■ EXERCISE AIM:
Produce a faithful copy of every record below, without the pictures.

■ RECORDS SHOWN:
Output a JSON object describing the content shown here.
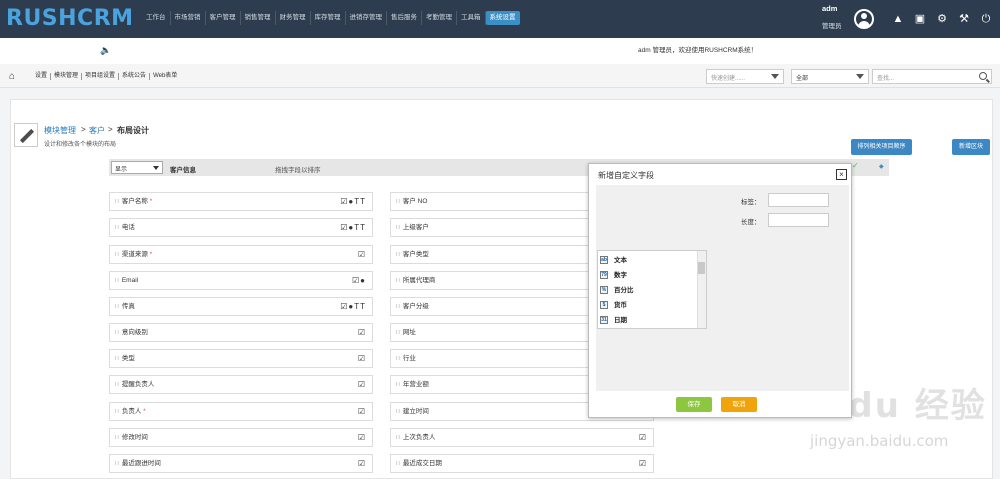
{
  "header": {
    "logo": "RUSHCRM",
    "nav": [
      "工作台",
      "市场营销",
      "客户管理",
      "销售管理",
      "财务管理",
      "库存管理",
      "进销存管理",
      "售后服务",
      "考勤管理",
      "工具箱",
      "系统设置"
    ],
    "user_name": "adm",
    "user_role": "管理员"
  },
  "notice": {
    "welcome": "adm 管理员，欢迎使用RUSHCRM系统！"
  },
  "subbar": {
    "breadcrumbs": [
      "设置",
      "模块管理",
      "项目组设置",
      "系统公告",
      "Web表单"
    ],
    "quick_create_placeholder": "快速创建......",
    "scope_value": "全部",
    "search_placeholder": "查找..."
  },
  "page": {
    "crumb_module": "模块管理",
    "crumb_client": "客户",
    "crumb_current": "布局设计",
    "sep": ">",
    "description": "设计和修改各个模块的布局",
    "btn_sort": "排列相关项目顺序",
    "btn_add_block": "新增区块"
  },
  "block": {
    "show_value": "显示",
    "title": "客户信息",
    "hint": "拖拽字段以排序"
  },
  "fields_left": [
    {
      "label": "客户名称",
      "required": "*",
      "icons": "☑●TT"
    },
    {
      "label": "电话",
      "required": "",
      "icons": "☑●TT"
    },
    {
      "label": "渠道来源",
      "required": "*",
      "icons": "☑"
    },
    {
      "label": "Email",
      "required": "",
      "icons": "☑●"
    },
    {
      "label": "传真",
      "required": "",
      "icons": "☑●TT"
    },
    {
      "label": "意向级别",
      "required": "",
      "icons": "☑"
    },
    {
      "label": "类型",
      "required": "",
      "icons": "☑"
    },
    {
      "label": "提醒负责人",
      "required": "",
      "icons": "☑"
    },
    {
      "label": "负责人",
      "required": "*",
      "icons": "☑"
    },
    {
      "label": "修改时间",
      "required": "",
      "icons": "☑"
    },
    {
      "label": "最近跟进时间",
      "required": "",
      "icons": "☑"
    }
  ],
  "fields_right": [
    {
      "label": "客户 NO",
      "icons": ""
    },
    {
      "label": "上级客户",
      "icons": ""
    },
    {
      "label": "客户类型",
      "icons": ""
    },
    {
      "label": "所属代理商",
      "icons": ""
    },
    {
      "label": "客户分级",
      "icons": ""
    },
    {
      "label": "网址",
      "icons": ""
    },
    {
      "label": "行业",
      "icons": ""
    },
    {
      "label": "年营业额",
      "icons": ""
    },
    {
      "label": "建立时间",
      "icons": ""
    },
    {
      "label": "上次负责人",
      "icons": "☑"
    },
    {
      "label": "最近成交日期",
      "icons": "☑"
    }
  ],
  "modal": {
    "title": "新增自定义字段",
    "label_label": "标签：",
    "length_label": "长度：",
    "types": [
      {
        "icon": "ab",
        "label": "文本"
      },
      {
        "icon": "79",
        "label": "数字"
      },
      {
        "icon": "%",
        "label": "百分比"
      },
      {
        "icon": "$",
        "label": "货币"
      },
      {
        "icon": "31",
        "label": "日期"
      }
    ],
    "save": "保存",
    "cancel": "取消"
  },
  "watermark": {
    "main": "Bai du 经验",
    "sub": "jingyan.baidu.com"
  },
  "colors": {
    "topbar": "#2d3c4e",
    "accent": "#3c88c4",
    "save": "#8dc63f",
    "cancel": "#f0a30a"
  }
}
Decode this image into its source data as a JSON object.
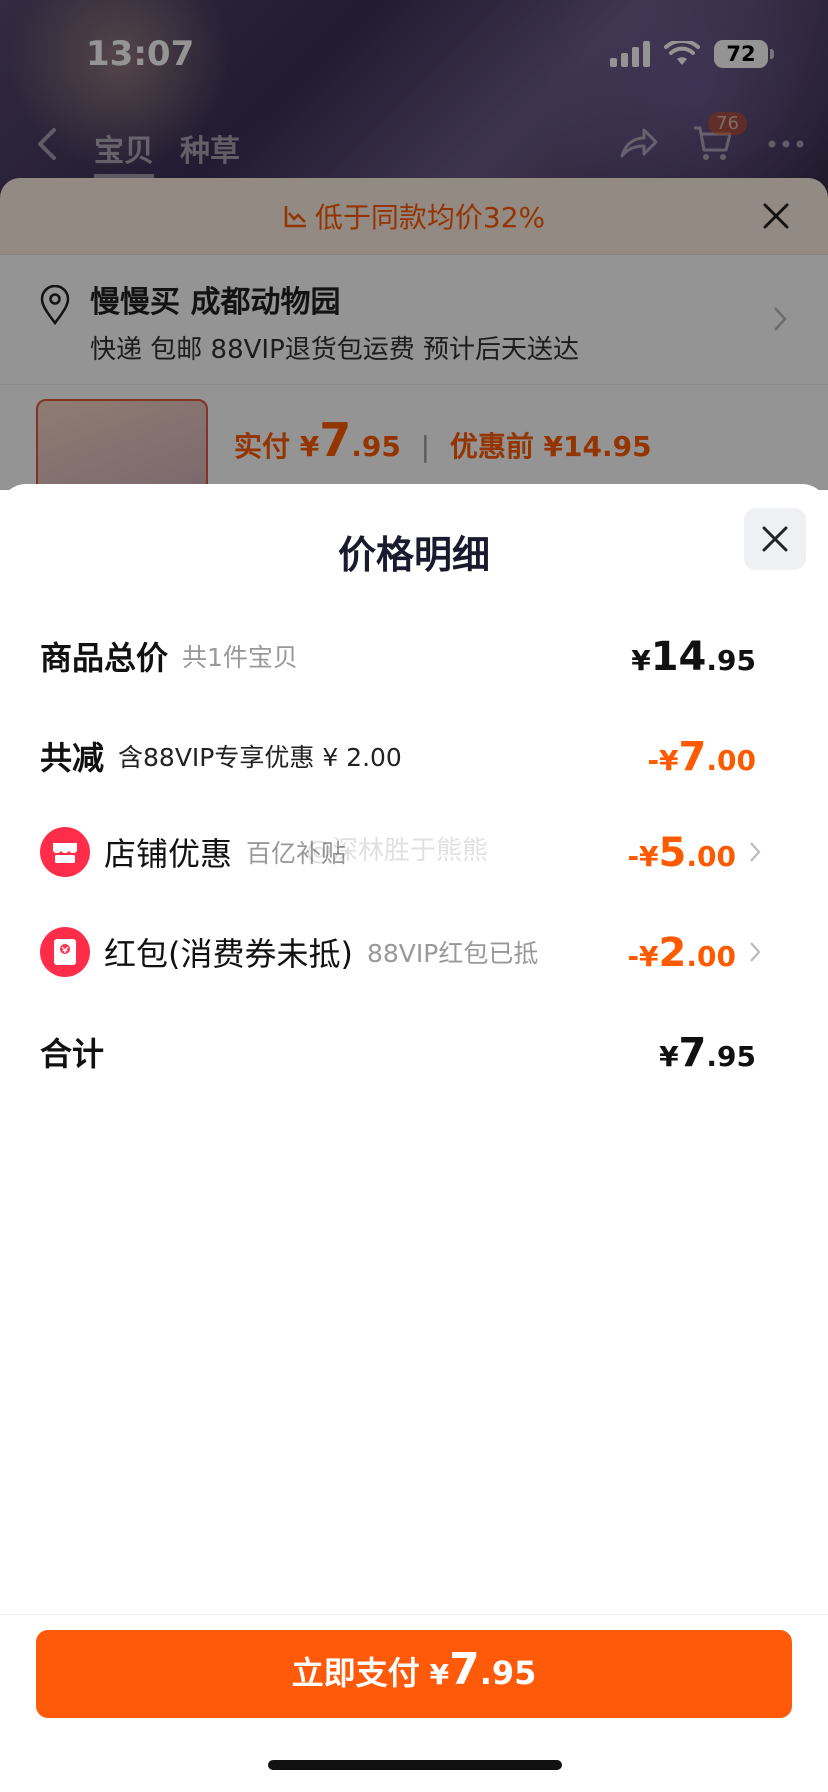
{
  "status_bar": {
    "time": "13:07",
    "battery": "72"
  },
  "nav": {
    "tabs": [
      "宝贝",
      "种草"
    ],
    "cart_badge": "76"
  },
  "background": {
    "banner_text": "低于同款均价32%",
    "address_line1": "慢慢买 成都动物园",
    "address_line2": "快递 包邮 88VIP退货包运费 预计后天送达",
    "price_label": "实付",
    "price_currency": "¥",
    "price_int": "7",
    "price_dec": ".95",
    "price_before": "优惠前 ¥14.95"
  },
  "sheet": {
    "title": "价格明细",
    "rows": [
      {
        "label": "商品总价",
        "sub": "共1件宝贝",
        "value_cur": "¥",
        "value_int": "14",
        "value_dec": ".95"
      },
      {
        "label": "共减",
        "sub": "含88VIP专享优惠 ¥ 2.00",
        "value_cur": "-¥",
        "value_int": "7",
        "value_dec": ".00"
      },
      {
        "label": "店铺优惠",
        "sub": "百亿补贴",
        "value_cur": "-¥",
        "value_int": "5",
        "value_dec": ".00"
      },
      {
        "label": "红包(消费券未抵)",
        "sub": "88VIP红包已抵",
        "value_cur": "-¥",
        "value_int": "2",
        "value_dec": ".00"
      },
      {
        "label": "合计",
        "sub": "",
        "value_cur": "¥",
        "value_int": "7",
        "value_dec": ".95"
      }
    ],
    "watermark": "@深林胜于熊熊",
    "pay_button": {
      "label": "立即支付",
      "cur": "¥",
      "int": "7",
      "dec": ".95"
    }
  },
  "colors": {
    "accent": "#ff5a0a",
    "discount": "#ff5a00",
    "badge_red": "#ff2d4a"
  }
}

■ RESPONSE:
Output a JSON object describing the content shown here.
{
  "header": {
    "logo": "RUSHCRM",
    "nav": [
      "工作台",
      "市场营销",
      "客户管理",
      "销售管理",
      "财务管理",
      "库存管理",
      "进销存管理",
      "售后服务",
      "考勤管理",
      "工具箱",
      "系统设置"
    ],
    "user_name": "adm",
    "user_role": "管理员"
  },
  "notice": {
    "welcome": "adm 管理员，欢迎使用RUSHCRM系统！"
  },
  "subbar": {
    "breadcrumbs": [
      "设置",
      "模块管理",
      "项目组设置",
      "系统公告",
      "Web表单"
    ],
    "quick_create_placeholder": "快速创建......",
    "scope_value": "全部",
    "search_placeholder": "查找..."
  },
  "page": {
    "crumb_module": "模块管理",
    "crumb_client": "客户",
    "crumb_current": "布局设计",
    "sep": ">",
    "description": "设计和修改各个模块的布局",
    "btn_sort": "排列相关项目顺序",
    "btn_add_block": "新增区块"
  },
  "block": {
    "show_value": "显示",
    "title": "客户信息",
    "hint": "拖拽字段以排序"
  },
  "fields_left": [
    {
      "label": "客户名称",
      "required": "*",
      "icons": "☑●TT"
    },
    {
      "label": "电话",
      "required": "",
      "icons": "☑●TT"
    },
    {
      "label": "渠道来源",
      "required": "*",
      "icons": "☑"
    },
    {
      "label": "Email",
      "required": "",
      "icons": "☑●"
    },
    {
      "label": "传真",
      "required": "",
      "icons": "☑●TT"
    },
    {
      "label": "意向级别",
      "required": "",
      "icons": "☑"
    },
    {
      "label": "类型",
      "required": "",
      "icons": "☑"
    },
    {
      "label": "提醒负责人",
      "required": "",
      "icons": "☑"
    },
    {
      "label": "负责人",
      "required": "*",
      "icons": "☑"
    },
    {
      "label": "修改时间",
      "required": "",
      "icons": "☑"
    },
    {
      "label": "最近跟进时间",
      "required": "",
      "icons": "☑"
    }
  ],
  "fields_right": [
    {
      "label": "客户 NO",
      "icons": ""
    },
    {
      "label": "上级客户",
      "icons": ""
    },
    {
      "label": "客户类型",
      "icons": ""
    },
    {
      "label": "所属代理商",
      "icons": ""
    },
    {
      "label": "客户分级",
      "icons": ""
    },
    {
      "label": "网址",
      "icons": ""
    },
    {
      "label": "行业",
      "icons": ""
    },
    {
      "label": "年营业额",
      "icons": ""
    },
    {
      "label": "建立时间",
      "icons": ""
    },
    {
      "label": "上次负责人",
      "icons": "☑"
    },
    {
      "label": "最近成交日期",
      "icons": "☑"
    }
  ],
  "modal": {
    "title": "新增自定义字段",
    "label_label": "标签：",
    "length_label": "长度：",
    "types": [
      {
        "icon": "ab",
        "label": "文本"
      },
      {
        "icon": "79",
        "label": "数字"
      },
      {
        "icon": "%",
        "label": "百分比"
      },
      {
        "icon": "$",
        "label": "货币"
      },
      {
        "icon": "31",
        "label": "日期"
      }
    ],
    "save": "保存",
    "cancel": "取消"
  },
  "watermark": {
    "main": "Bai du 经验",
    "sub": "jingyan.baidu.com"
  },
  "colors": {
    "topbar": "#2d3c4e",
    "accent": "#3c88c4",
    "save": "#8dc63f",
    "cancel": "#f0a30a"
  }
}
Decode this image into its source data as a JSON object.
{
  "status_bar": {
    "time": "13:07",
    "battery": "72"
  },
  "nav": {
    "tabs": [
      "宝贝",
      "种草"
    ],
    "cart_badge": "76"
  },
  "background": {
    "banner_text": "低于同款均价32%",
    "address_line1": "慢慢买 成都动物园",
    "address_line2": "快递 包邮 88VIP退货包运费 预计后天送达",
    "price_label": "实付",
    "price_currency": "¥",
    "price_int": "7",
    "price_dec": ".95",
    "price_before": "优惠前 ¥14.95"
  },
  "sheet": {
    "title": "价格明细",
    "rows": [
      {
        "label": "商品总价",
        "sub": "共1件宝贝",
        "value_cur": "¥",
        "value_int": "14",
        "value_dec": ".95"
      },
      {
        "label": "共减",
        "sub": "含88VIP专享优惠 ¥ 2.00",
        "value_cur": "-¥",
        "value_int": "7",
        "value_dec": ".00"
      },
      {
        "label": "店铺优惠",
        "sub": "百亿补贴",
        "value_cur": "-¥",
        "value_int": "5",
        "value_dec": ".00"
      },
      {
        "label": "红包(消费券未抵)",
        "sub": "88VIP红包已抵",
        "value_cur": "-¥",
        "value_int": "2",
        "value_dec": ".00"
      },
      {
        "label": "合计",
        "sub": "",
        "value_cur": "¥",
        "value_int": "7",
        "value_dec": ".95"
      }
    ],
    "watermark": "@深林胜于熊熊",
    "pay_button": {
      "label": "立即支付",
      "cur": "¥",
      "int": "7",
      "dec": ".95"
    }
  },
  "colors": {
    "accent": "#ff5a0a",
    "discount": "#ff5a00",
    "badge_red": "#ff2d4a"
  }
}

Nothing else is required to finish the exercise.